Redistricting made the race competitive, but it wasn't the only factor to influence the outcome. Despite a series of early missteps, Delaney ran a well-funded and disciplined campaign. The first-time candidate trounced state Sen. Rob Garagiola in the April primary. Garagiola endorsed Delaney on Tuesday.
For Bartlett, the situation was more dicey. He spent night after night making fundraising calls but was never able to match Delaney's resources. There also were internal disagreements that led to lackluster campaigning in the final weeks. Days at a time would go by with no sign of Bartlett.
When he did show up, his quirky, off-the-script style — the characteristic that has endeared him to many voters — sometimes got him in trouble. He told a college audience that student loans are unconstitutional and that governments that don't follow the Constitution could perpetrate another Holocaust. The Delaney campaign aired a radio ad noting Bartlett had associated the popular federal program with Nazi Germany. Bartlett was forced to apologize.
Despite that, Republicans were buoyed by a poll for The Baltimore Sun in October that showed the candidates running neck and neck. The poll — the only one released to the public, as campaigns didn't disclose their own polling — showed Delaney winning Montgomery County and Bartlett carrying the rest of the district. GOP leaders regularly pointed to that poll at rallies in the final days of the campaign.
Delaney's personal wealth also played a role in the race. The 49-year-old banker made contributions and loans to his campaign worth $2.2 million, campaign finance reports show. While much of that money was spent during the primary, Delaney donated at least $387,000 to his campaign in late October and early November.

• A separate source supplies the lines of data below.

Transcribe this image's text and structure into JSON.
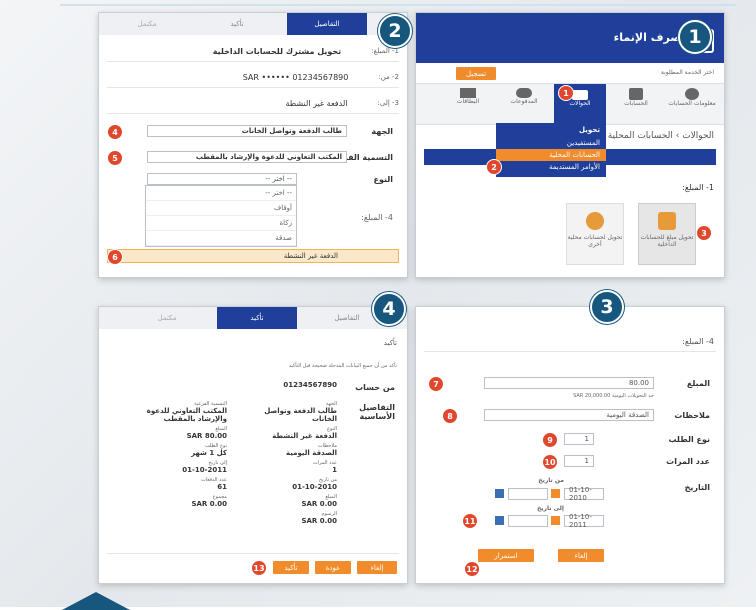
{
  "steps": {
    "s1": "1",
    "s2": "2",
    "s3": "3",
    "s4": "4"
  },
  "badges": {
    "b1": "1",
    "b2": "2",
    "b3": "3",
    "b4": "4",
    "b5": "5",
    "b6": "6",
    "b7": "7",
    "b8": "8",
    "b9": "9",
    "b10": "10",
    "b11": "11",
    "b12": "12",
    "b13": "13"
  },
  "panel1": {
    "brand": "مصرف الإنماء",
    "sub_label": "اختر الخدمة المطلوبة",
    "orange_btn": "تسجيل",
    "tiles": [
      "معلومات الحسابات",
      "الحسابات",
      "الحوالات",
      "المدفوعات",
      "البطاقات"
    ],
    "breadcrumb": "الحوالات › الحسابات المحلية",
    "menu_title": "تحويل",
    "menu_items": [
      "المستفيدين",
      "الحسابات المحلية",
      "الأوامر المستديمة"
    ],
    "details_tab": "التفاصيل",
    "from_label": "1- المبلغ:",
    "card_a": "تحويل مبلغ للحسابات الداخلية",
    "card_b": "تحويل لحسابات محلية أخرى"
  },
  "panel2": {
    "tabs": [
      "التفاصيل",
      "تأكيد",
      "مكتمل"
    ],
    "row1_label": "1- المبلغ:",
    "row1_value": "تحويل مشترك للحسابات الداخلية",
    "row2_label": "2- من:",
    "row2_value": "SAR  ••••••  01234567890",
    "row3_label": "3- إلى:",
    "row3_value": "الدفعة غير النشطة",
    "f_purpose_label": "الجهة",
    "f_purpose_value": "طالب الدفعة وتواصل الخانات",
    "f_category_label": "التسمية الفرعية",
    "f_category_value": "المكتب التعاوني للدعوة والإرشاد بالمقطب",
    "f_type_label": "النوع",
    "f_type_value": "-- اختر --",
    "options": [
      "-- اختر --",
      "أوقاف",
      "زكاة",
      "صدقة",
      "الدفعة غير النشطة"
    ],
    "amount_label": "4- المبلغ:"
  },
  "panel3": {
    "section": "4- المبلغ:",
    "amount_label": "المبلغ",
    "amount_value": "80.00",
    "amount_hint": "حد التحويلات اليومية SAR 20,000.00",
    "notes_label": "ملاحظات",
    "notes_value": "الصدقة اليومية",
    "order_label": "نوع الطلب",
    "order_value": "1",
    "repeat_label": "عدد المرات",
    "repeat_value": "1",
    "date_label": "التاريخ",
    "from_label": "من تاريخ",
    "to_label": "إلى تاريخ",
    "from_date": "01-10-2010",
    "to_date": "01-10-2011",
    "cancel": "إلغاء",
    "next": "استمرار"
  },
  "panel4": {
    "tabs": [
      "التفاصيل",
      "تأكيد",
      "مكتمل"
    ],
    "confirm_title": "تأكيد",
    "note": "تأكد من أن جميع البيانات المدخلة صحيحة قبل التأكيد",
    "from_label": "من حساب",
    "from_value": "01234567890",
    "details_label": "التفاصيل الأساسية",
    "col_right": [
      {
        "k": "الجهة",
        "v": "طالب الدفعة وتواصل الخانات"
      },
      {
        "k": "النوع",
        "v": "الدفعة غير النشطة"
      },
      {
        "k": "ملاحظات",
        "v": "الصدقة اليومية"
      },
      {
        "k": "عدد المرات",
        "v": "1"
      },
      {
        "k": "من تاريخ",
        "v": "01-10-2010"
      },
      {
        "k": "المبلغ",
        "v": "SAR 0.00"
      },
      {
        "k": "الرسوم",
        "v": "SAR 0.00"
      }
    ],
    "col_left": [
      {
        "k": "التسمية الفرعية",
        "v": "المكتب التعاوني للدعوة والإرشاد بالمقطب"
      },
      {
        "k": "المبلغ",
        "v": "SAR 80.00"
      },
      {
        "k": "نوع الطلب",
        "v": "كل 1 شهر"
      },
      {
        "k": "إلى تاريخ",
        "v": "01-10-2011"
      },
      {
        "k": "عدد الدفعات",
        "v": "61"
      },
      {
        "k": "مجموع",
        "v": "SAR 0.00"
      }
    ],
    "btn_confirm": "تأكيد",
    "btn_back": "عودة",
    "btn_cancel": "إلغاء"
  }
}
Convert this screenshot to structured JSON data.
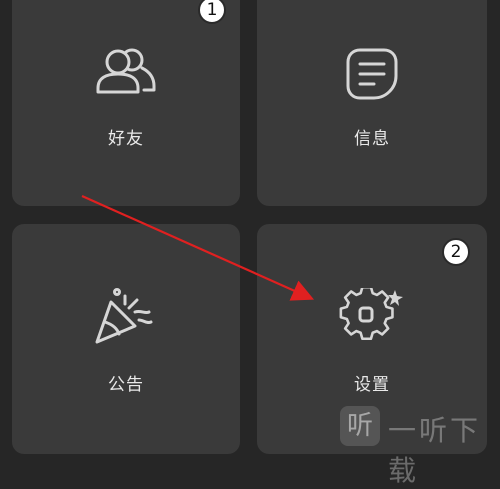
{
  "tiles": {
    "friends": {
      "label": "好友",
      "icon": "friends-icon"
    },
    "messages": {
      "label": "信息",
      "icon": "message-icon"
    },
    "announcements": {
      "label": "公告",
      "icon": "party-popper-icon"
    },
    "settings": {
      "label": "设置",
      "icon": "gear-icon"
    }
  },
  "badges": {
    "step1": "1",
    "step2": "2"
  },
  "watermark": {
    "logo": "听",
    "text": "一听下载"
  },
  "colors": {
    "background": "#262626",
    "tile": "#3a3a3a",
    "arrow": "#e02020",
    "icon_stroke": "#d6d6d6"
  }
}
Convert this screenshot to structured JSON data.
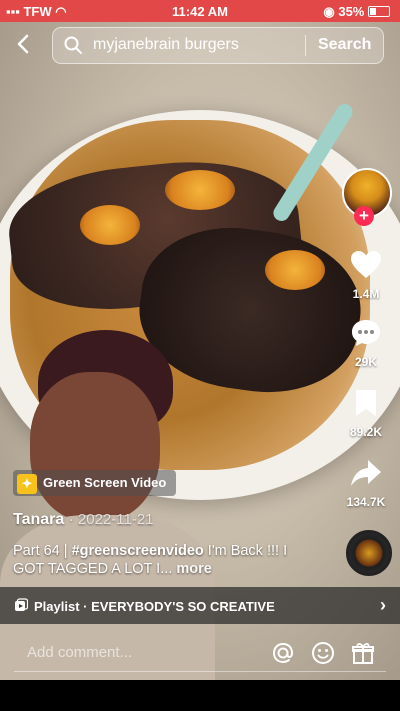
{
  "status_bar": {
    "carrier": "TFW",
    "time": "11:42 AM",
    "battery": "35%"
  },
  "search": {
    "query": "myjanebrain burgers",
    "button_label": "Search"
  },
  "actions": {
    "likes": "1.4M",
    "comments": "29K",
    "saves": "89.2K",
    "shares": "134.7K"
  },
  "effect": {
    "label": "Green Screen Video"
  },
  "post": {
    "author": "Tanara",
    "date": "· 2022-11-21",
    "caption_start": "Part 64 | ",
    "hashtag": "#greenscreenvideo",
    "caption_rest": "  I'm Back !!! I GOT TAGGED A LOT I... ",
    "more": "more"
  },
  "playlist": {
    "label": "Playlist · EVERYBODY'S SO CREATIVE"
  },
  "comment": {
    "placeholder": "Add comment..."
  },
  "colors": {
    "status_bar": "#e24848",
    "follow_badge": "#fe2c55"
  },
  "icons": [
    "back-icon",
    "search-icon",
    "heart-icon",
    "comment-icon",
    "bookmark-icon",
    "share-icon",
    "playlist-icon",
    "chevron-right-icon",
    "mention-icon",
    "emoji-icon",
    "gift-icon"
  ]
}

He would have outraised Bartlett without the personal donations, but by a slimmer margin.
The money discouraged donations from outside groups, such as the National Republican Congressional Committee, which ultimately did little to support their candidate.
Bartlett, a former scientist, is something of an oddity in today's Washington. Devoutly conservative on some issues — he opposes abortion, government regulations and any new tax — he also touts his independence on energy policy, was the first member of Congress to drive a hybrid vehicle and has cozied up to House Democratic leader Nancy Pelosi, a liberal icon.
Baltimore Sun reporter Jeremy Bauer-Wolf and Lauren Loricchio contributed to this article.